United States' head coach Juergen Klinsmann celebrates after his team won 2-1 during the group G World Cup soccer match between Ghana and the United States at the Arena das Dunas in Natal, Brazil, Monday, June 16, 2014.
We heard your post-match snark today, Internet. We heard how you said only in soccer could a loss be a positive development, about how in good ol' American sports such preposterousness would never, ever stand.
It's time to get over your hangups, get behind this USMNT and hop fully aboard the World Cupbandwagon.
What a team to watch. Watch a team love. What team to support. After Thursday's nail-biting, stomach-churning, nerve-grating advancement through Group G into the knockout stage despite falling 1-0 to Germany, let's take stock of what we've seen over the past two weeks, America — and what might be still to come.
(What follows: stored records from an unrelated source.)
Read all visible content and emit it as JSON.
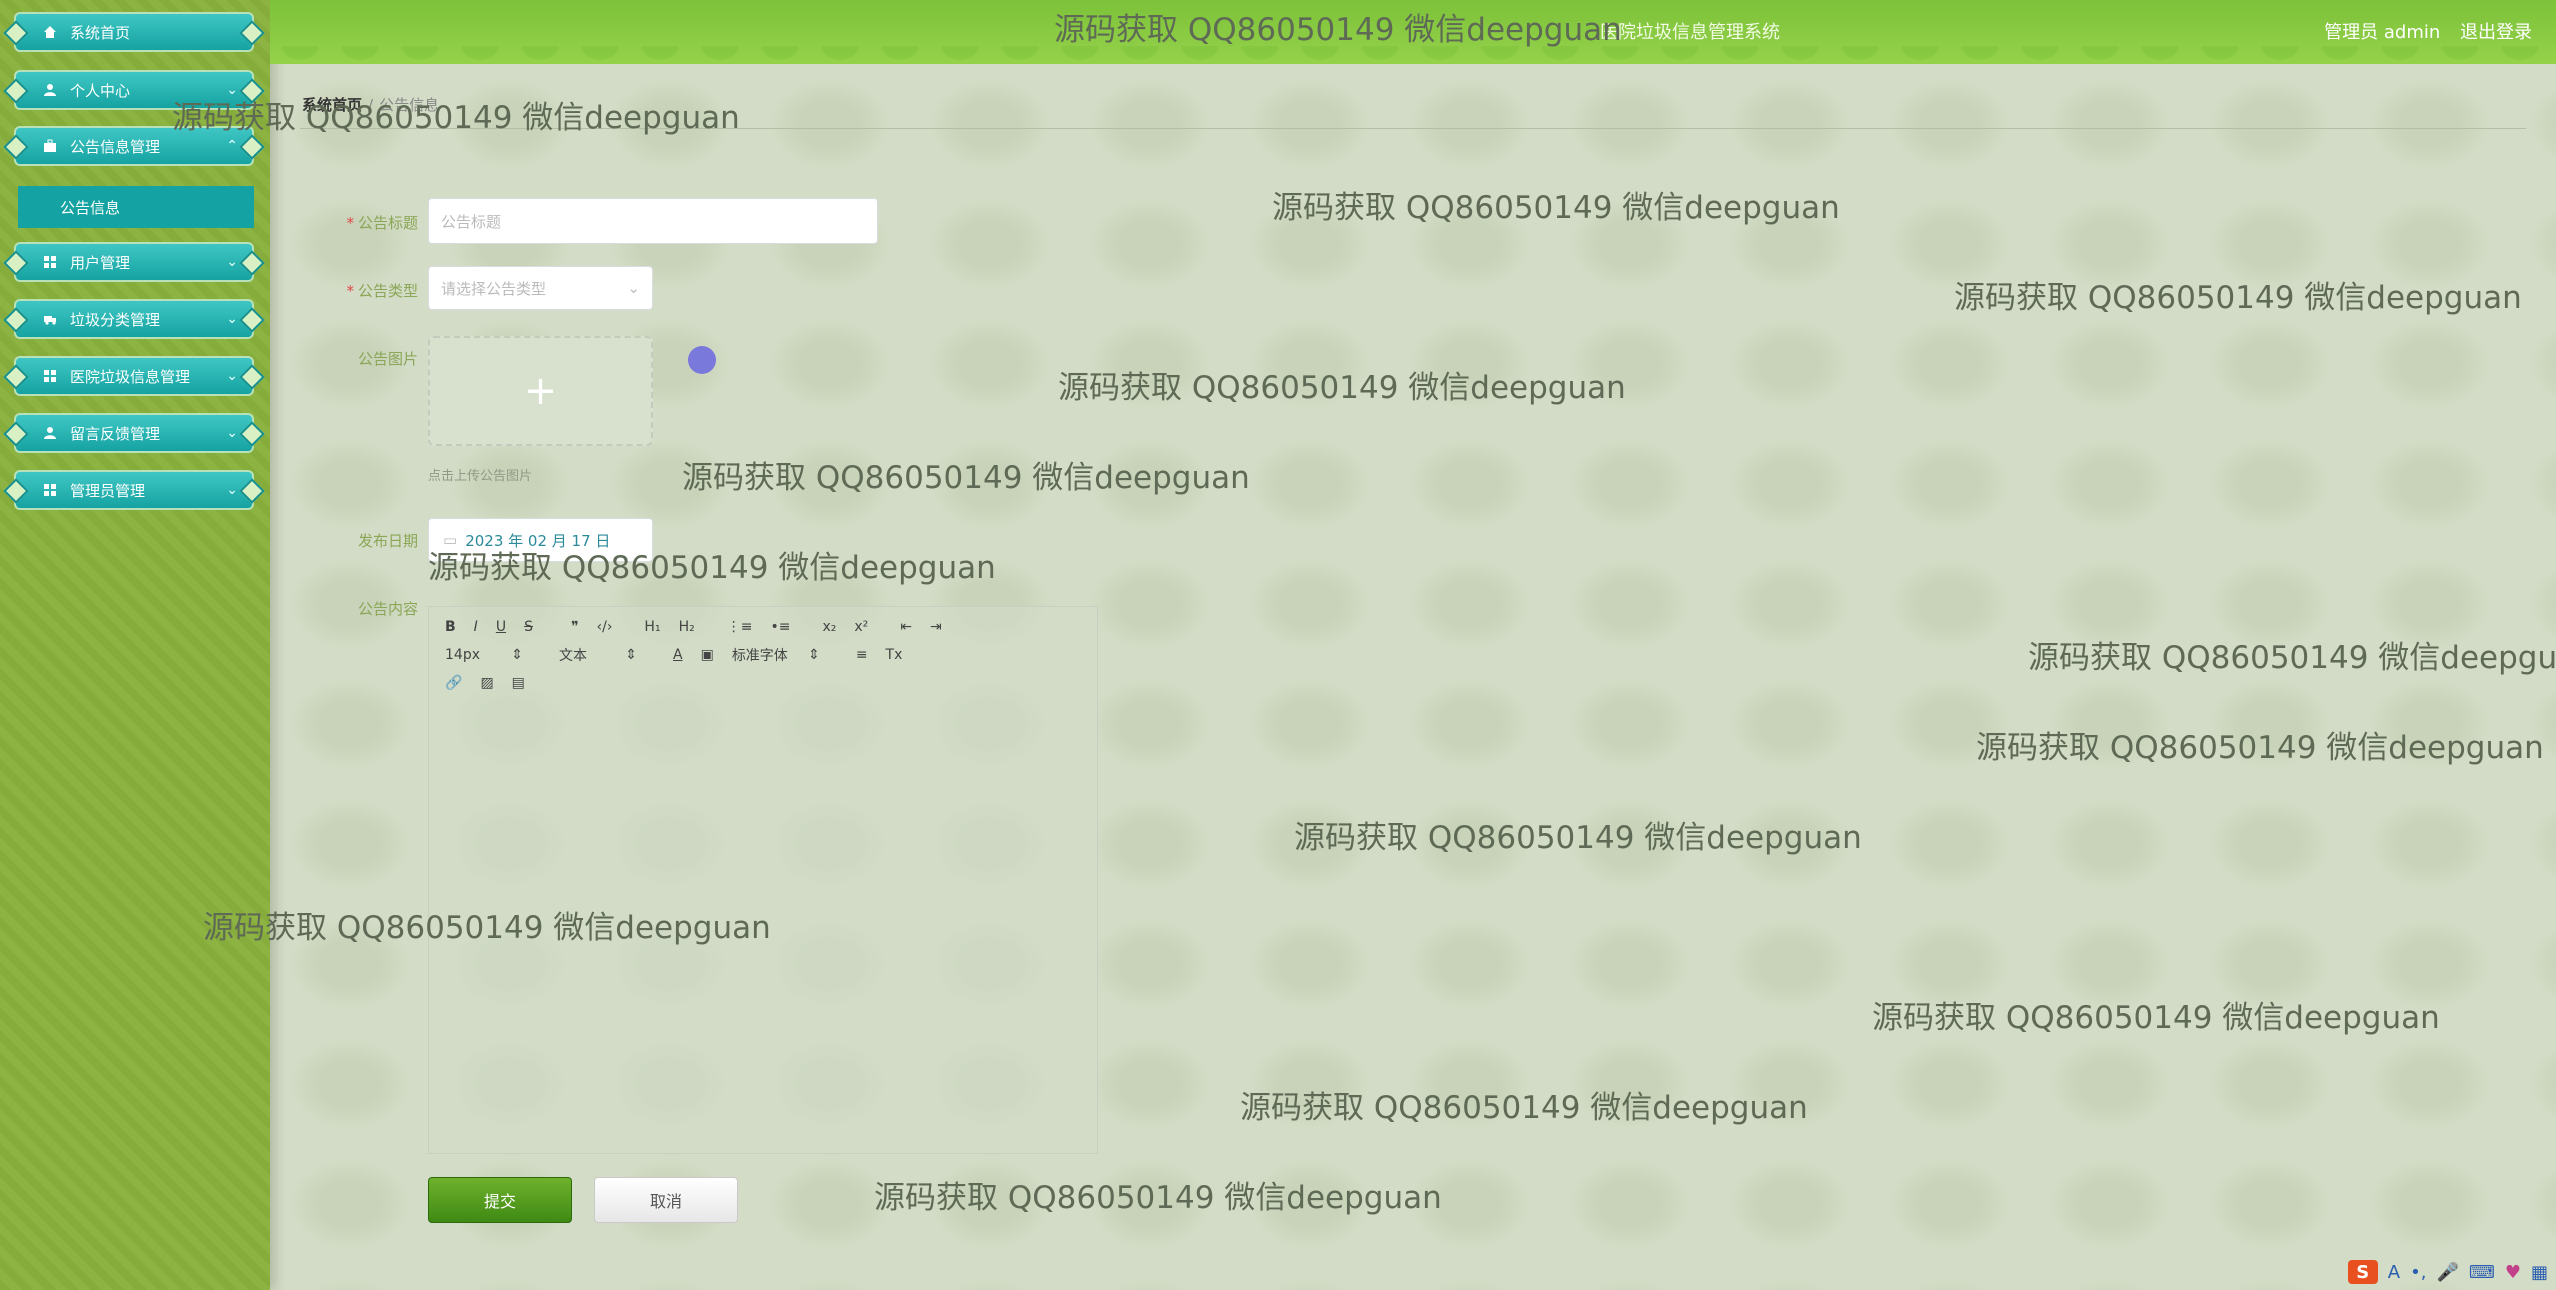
{
  "header": {
    "site_title": "医院垃圾信息管理系统",
    "role": "管理员 admin",
    "logout": "退出登录"
  },
  "sidebar": {
    "items": [
      {
        "label": "系统首页",
        "icon": "home-icon"
      },
      {
        "label": "个人中心",
        "icon": "user-icon"
      },
      {
        "label": "公告信息管理",
        "icon": "briefcase-icon"
      },
      {
        "label": "用户管理",
        "icon": "grid-icon"
      },
      {
        "label": "垃圾分类管理",
        "icon": "truck-icon"
      },
      {
        "label": "医院垃圾信息管理",
        "icon": "grid-icon"
      },
      {
        "label": "留言反馈管理",
        "icon": "user-icon"
      },
      {
        "label": "管理员管理",
        "icon": "grid-icon"
      }
    ],
    "submenu": {
      "label": "公告信息"
    }
  },
  "breadcrumb": {
    "home": "系统首页",
    "current": "公告信息"
  },
  "form": {
    "title_label": "公告标题",
    "title_placeholder": "公告标题",
    "type_label": "公告类型",
    "type_placeholder": "请选择公告类型",
    "image_label": "公告图片",
    "upload_hint": "点击上传公告图片",
    "date_label": "发布日期",
    "date_value": "2023 年 02 月 17 日",
    "content_label": "公告内容",
    "editor": {
      "font_size": "14px",
      "block_type": "文本",
      "font_family": "标准字体"
    },
    "submit": "提交",
    "cancel": "取消"
  },
  "watermark": "源码获取 QQ86050149 微信deepguan"
}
Yes, the USMNT was outclassed today by Germany, who dominated ball possession and finally got the goal that for so long felt inevitable despite the commendable defensive efforts of Tim Howard and Omar Gonzalez. But here's a news flash for anyone complaining: Germany is one of the world's very best teams, a truly skilled side to watch and sticking within one goal of them is no small feat. Just ask the world's top current player, Cristiano Ronaldo, whose Portugal side was waxed 4-0 in the teams' first match.
What the U.S. did in Group G over the past two weeks was, in the simplest terms, a hell of an accomplishment. Group G was hailed as the World Cup's Group of Death after the tournament draw in December. Few gave the USA much real chance of surviving. When coach Jurgen Klinsmann's contract was extended through 2018 before this year's World Cup and he stocked his 23-man roster with more young and inexperienced players than expected, speculation flared: Was the U.S. already throwing in the towel on 2014, deeming this group too hard to handle and focusing its efforts on 2018?
Not at all, as it turns out. Not at all. The U.S. survived its lethal group despite losing star strikerJozy Altidore early in their first match. They advanced despite a brutal travel schedule that saw them traverse nearly 9,000 miles to complete the group stage. They advanced despite entering the Germany game with one fewer rest day than the mighty European power. And they advanced despite three straight-matches of perplexingly mediocre play from midfielder Michael Bradley, whom many would call the USMNT's most important piece.
Is this a great team? Not by any stretch. It's probably the most talented squad the United States has ever brought to the World Cup, but far from the deep, skilled squads regularly trotted out by countries like Spain and Italy. Spain and Italy, however, both got sent packing in the 2014 group stage.
This plucky, gritty, never-say-die squad will do just fine for now, thanks.This plucky, gritty, never-say-die squad will do just fine for now, thanks.
These personalities are almost impossible not to love. There's Kyle Beckerman, the epically dreadlocked grinder who provides a steadying defensive presence in the midfield and is finally getting his first World Cup shot at 32 years old. There's Clint Dempsey, practically Captain America himself, the man who can't be slowed by the smashed nose suffered against Ghana. There's Tim Howard, the world-caliber goalkeeper and the USMNT's reliable last line of defense. There's the five-man German-American contingent, led by rugged Jermaine Jones, whose motor somehow never runs out of gas.
Then, of course, there's Klinsmann, the Americanized, relentlessly optimistic former World Cup hero for Germany who has infused this U.S. team with more excitement, more buzz and more, well, fun than any we can recall.
"We have to do it the tough way but we're going to do it the tough way," he told ESPN of advancing after last weekend's deflating draw with Portugal.
Even separated by thousands of miles and a television screen, it was hard not to want to lace up the cleats, hop off the couch, hop on a flight and follow the man into battle.Even separated by thousands of miles and a television screen, it was hard not to want to lace up the cleats, hop off the couch, hop on a flight and follow the man into battle.
And for one more awesome aspect to this edition of the USMNT, the squad is half-comprised of players from Major League Soccer, America's much-maligned domestic professional league. Think the U.S. can't compete with a team that largely plies its trade far from the glamorous leagues in Europe? Think again.
Now, to be fair, much of America has already been swept up in soccer fever. Data from the online retailer Fanatics backs this up; sales of USMNT gear are up ten-fold for the first two weeks of this World Cup compared to the opening two weeks of the 2010 edition. And this joyous read from Sports Illustrated's Chris Ballard details the American soccer party currently underway in Brazil.
But just because the bandwagon is filling up fast, that doesn't mean more can't join in. The U.S. takes on Belgium at 4 p.m. ET on July 1 in its opening knockout stage match. There are currently 16 teams left standing. Beat Belgium — a tough task, but hardly impossible — and the USA will be among the final eight.
So all aboard this bandwagon now, America. There's room for everyone — all 313 million of us.